**THE PROBLEM:** Beginning with the line that contains "What data populates", output each line below exactly through the last one, both included, and nothing else.

**EXERCISE INPUT:**

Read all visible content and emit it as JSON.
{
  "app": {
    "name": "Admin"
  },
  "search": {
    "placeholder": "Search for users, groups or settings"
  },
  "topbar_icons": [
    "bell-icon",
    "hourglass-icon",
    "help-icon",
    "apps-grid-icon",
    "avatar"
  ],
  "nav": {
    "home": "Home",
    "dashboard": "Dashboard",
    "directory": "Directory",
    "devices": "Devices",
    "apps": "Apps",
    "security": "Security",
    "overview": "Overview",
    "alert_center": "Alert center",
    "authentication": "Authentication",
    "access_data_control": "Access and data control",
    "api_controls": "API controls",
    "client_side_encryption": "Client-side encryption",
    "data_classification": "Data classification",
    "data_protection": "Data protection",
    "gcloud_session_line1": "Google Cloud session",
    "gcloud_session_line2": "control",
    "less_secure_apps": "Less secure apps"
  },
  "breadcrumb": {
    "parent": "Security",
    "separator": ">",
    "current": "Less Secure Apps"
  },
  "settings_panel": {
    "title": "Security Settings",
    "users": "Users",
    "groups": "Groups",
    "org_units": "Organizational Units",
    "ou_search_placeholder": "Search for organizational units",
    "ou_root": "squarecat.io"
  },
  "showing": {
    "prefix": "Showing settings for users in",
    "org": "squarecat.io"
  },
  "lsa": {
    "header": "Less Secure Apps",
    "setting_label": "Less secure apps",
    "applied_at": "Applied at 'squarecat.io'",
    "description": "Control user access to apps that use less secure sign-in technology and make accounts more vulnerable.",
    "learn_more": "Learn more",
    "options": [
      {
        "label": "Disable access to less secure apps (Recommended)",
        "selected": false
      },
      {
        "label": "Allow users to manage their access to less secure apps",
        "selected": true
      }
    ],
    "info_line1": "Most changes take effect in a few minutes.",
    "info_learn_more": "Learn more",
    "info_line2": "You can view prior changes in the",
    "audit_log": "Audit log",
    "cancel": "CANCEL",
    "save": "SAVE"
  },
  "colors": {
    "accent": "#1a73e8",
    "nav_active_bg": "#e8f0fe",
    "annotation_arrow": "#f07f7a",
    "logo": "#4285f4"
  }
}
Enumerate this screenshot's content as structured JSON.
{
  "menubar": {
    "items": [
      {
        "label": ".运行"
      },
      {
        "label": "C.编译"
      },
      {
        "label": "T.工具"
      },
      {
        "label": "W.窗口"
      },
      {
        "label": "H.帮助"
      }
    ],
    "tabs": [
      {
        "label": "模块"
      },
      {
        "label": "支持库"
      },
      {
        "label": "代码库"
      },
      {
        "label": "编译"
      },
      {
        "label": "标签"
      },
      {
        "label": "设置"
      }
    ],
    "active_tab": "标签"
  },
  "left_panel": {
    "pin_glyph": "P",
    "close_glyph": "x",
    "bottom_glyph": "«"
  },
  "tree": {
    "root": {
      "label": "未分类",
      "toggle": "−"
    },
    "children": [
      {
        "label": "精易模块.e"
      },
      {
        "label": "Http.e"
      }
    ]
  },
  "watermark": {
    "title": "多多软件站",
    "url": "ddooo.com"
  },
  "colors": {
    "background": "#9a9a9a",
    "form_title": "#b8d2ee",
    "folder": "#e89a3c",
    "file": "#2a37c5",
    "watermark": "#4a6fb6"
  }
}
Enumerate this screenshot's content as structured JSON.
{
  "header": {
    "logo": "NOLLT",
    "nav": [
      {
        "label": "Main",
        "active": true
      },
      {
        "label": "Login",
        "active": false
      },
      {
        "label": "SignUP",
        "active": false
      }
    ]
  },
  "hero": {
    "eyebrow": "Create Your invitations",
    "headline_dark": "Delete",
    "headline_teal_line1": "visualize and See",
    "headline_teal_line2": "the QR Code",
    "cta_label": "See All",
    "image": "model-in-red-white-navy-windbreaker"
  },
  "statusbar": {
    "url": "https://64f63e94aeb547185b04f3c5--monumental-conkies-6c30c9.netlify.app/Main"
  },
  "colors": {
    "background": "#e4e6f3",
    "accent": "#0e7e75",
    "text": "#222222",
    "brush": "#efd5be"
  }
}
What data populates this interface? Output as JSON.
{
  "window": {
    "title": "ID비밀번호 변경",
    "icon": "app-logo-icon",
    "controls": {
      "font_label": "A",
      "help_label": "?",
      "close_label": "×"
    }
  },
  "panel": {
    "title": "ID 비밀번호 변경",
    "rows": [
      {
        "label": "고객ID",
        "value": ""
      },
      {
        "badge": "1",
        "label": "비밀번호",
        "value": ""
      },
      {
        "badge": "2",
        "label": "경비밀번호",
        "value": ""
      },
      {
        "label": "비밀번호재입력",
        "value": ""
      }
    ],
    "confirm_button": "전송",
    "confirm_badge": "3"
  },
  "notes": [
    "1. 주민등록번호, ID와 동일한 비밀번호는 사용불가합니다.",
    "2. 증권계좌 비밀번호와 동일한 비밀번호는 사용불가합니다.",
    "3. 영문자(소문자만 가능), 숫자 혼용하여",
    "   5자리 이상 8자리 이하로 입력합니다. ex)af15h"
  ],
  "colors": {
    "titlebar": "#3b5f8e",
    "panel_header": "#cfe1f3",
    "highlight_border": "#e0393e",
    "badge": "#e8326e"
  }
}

**ANSWER TO THE EXERCISE:**
What data populates this interface? Output as JSON.
{
  "window": {
    "title": "ID비밀번호 변경",
    "icon": "app-logo-icon",
    "controls": {
      "font_label": "A",
      "help_label": "?",
      "close_label": "×"
    }
  },
  "panel": {
    "title": "ID 비밀번호 변경",
    "rows": [
      {
        "label": "고객ID",
        "value": ""
      },
      {
        "badge": "1",
        "label": "비밀번호",
        "value": ""
      },
      {
        "badge": "2",
        "label": "경비밀번호",
        "value": ""
      },
      {
        "label": "비밀번호재입력",
        "value": ""
      }
    ],
    "confirm_button": "전송",
    "confirm_badge": "3"
  },
  "notes": [
    "1. 주민등록번호, ID와 동일한 비밀번호는 사용불가합니다.",
    "2. 증권계좌 비밀번호와 동일한 비밀번호는 사용불가합니다.",
    "3. 영문자(소문자만 가능), 숫자 혼용하여",
    "   5자리 이상 8자리 이하로 입력합니다. ex)af15h"
  ],
  "colors": {
    "titlebar": "#3b5f8e",
    "panel_header": "#cfe1f3",
    "highlight_border": "#e0393e",
    "badge": "#e8326e"
  }
}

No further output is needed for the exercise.